What you are asked to do
Nothing in the data may be changed; retype all of it.

(Records supplied begins)

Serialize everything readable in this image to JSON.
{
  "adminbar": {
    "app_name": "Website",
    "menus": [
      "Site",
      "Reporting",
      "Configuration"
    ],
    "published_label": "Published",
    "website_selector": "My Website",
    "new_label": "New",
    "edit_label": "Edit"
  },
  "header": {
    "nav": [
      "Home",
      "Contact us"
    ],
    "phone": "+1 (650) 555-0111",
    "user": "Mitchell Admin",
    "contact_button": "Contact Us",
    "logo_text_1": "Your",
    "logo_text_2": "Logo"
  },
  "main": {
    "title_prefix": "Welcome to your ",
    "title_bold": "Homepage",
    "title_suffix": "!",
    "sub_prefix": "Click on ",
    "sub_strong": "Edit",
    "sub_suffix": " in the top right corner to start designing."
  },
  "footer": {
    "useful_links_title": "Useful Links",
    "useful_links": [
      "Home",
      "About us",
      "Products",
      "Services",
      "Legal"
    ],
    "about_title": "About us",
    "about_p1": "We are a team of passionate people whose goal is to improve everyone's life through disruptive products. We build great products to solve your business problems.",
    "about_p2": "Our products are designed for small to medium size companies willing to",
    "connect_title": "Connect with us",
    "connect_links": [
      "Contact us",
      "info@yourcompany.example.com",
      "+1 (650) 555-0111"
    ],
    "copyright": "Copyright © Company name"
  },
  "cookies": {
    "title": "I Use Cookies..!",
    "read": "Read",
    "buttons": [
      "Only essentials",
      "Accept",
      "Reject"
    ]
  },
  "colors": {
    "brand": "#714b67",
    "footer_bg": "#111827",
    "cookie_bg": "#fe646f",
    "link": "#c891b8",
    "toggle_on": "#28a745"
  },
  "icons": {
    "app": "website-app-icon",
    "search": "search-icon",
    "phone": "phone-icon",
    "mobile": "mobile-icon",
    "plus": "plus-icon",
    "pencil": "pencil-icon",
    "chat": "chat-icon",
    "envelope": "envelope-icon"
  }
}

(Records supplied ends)

Solution to this task
Serialize everything readable in this image to JSON.
{
  "adminbar": {
    "app_name": "Website",
    "menus": [
      "Site",
      "Reporting",
      "Configuration"
    ],
    "published_label": "Published",
    "website_selector": "My Website",
    "new_label": "New",
    "edit_label": "Edit"
  },
  "header": {
    "nav": [
      "Home",
      "Contact us"
    ],
    "phone": "+1 (650) 555-0111",
    "user": "Mitchell Admin",
    "contact_button": "Contact Us",
    "logo_text_1": "Your",
    "logo_text_2": "Logo"
  },
  "main": {
    "title_prefix": "Welcome to your ",
    "title_bold": "Homepage",
    "title_suffix": "!",
    "sub_prefix": "Click on ",
    "sub_strong": "Edit",
    "sub_suffix": " in the top right corner to start designing."
  },
  "footer": {
    "useful_links_title": "Useful Links",
    "useful_links": [
      "Home",
      "About us",
      "Products",
      "Services",
      "Legal"
    ],
    "about_title": "About us",
    "about_p1": "We are a team of passionate people whose goal is to improve everyone's life through disruptive products. We build great products to solve your business problems.",
    "about_p2": "Our products are designed for small to medium size companies willing to",
    "connect_title": "Connect with us",
    "connect_links": [
      "Contact us",
      "info@yourcompany.example.com",
      "+1 (650) 555-0111"
    ],
    "copyright": "Copyright © Company name"
  },
  "cookies": {
    "title": "I Use Cookies..!",
    "read": "Read",
    "buttons": [
      "Only essentials",
      "Accept",
      "Reject"
    ]
  },
  "colors": {
    "brand": "#714b67",
    "footer_bg": "#111827",
    "cookie_bg": "#fe646f",
    "link": "#c891b8",
    "toggle_on": "#28a745"
  },
  "icons": {
    "app": "website-app-icon",
    "search": "search-icon",
    "phone": "phone-icon",
    "mobile": "mobile-icon",
    "plus": "plus-icon",
    "pencil": "pencil-icon",
    "chat": "chat-icon",
    "envelope": "envelope-icon"
  }
}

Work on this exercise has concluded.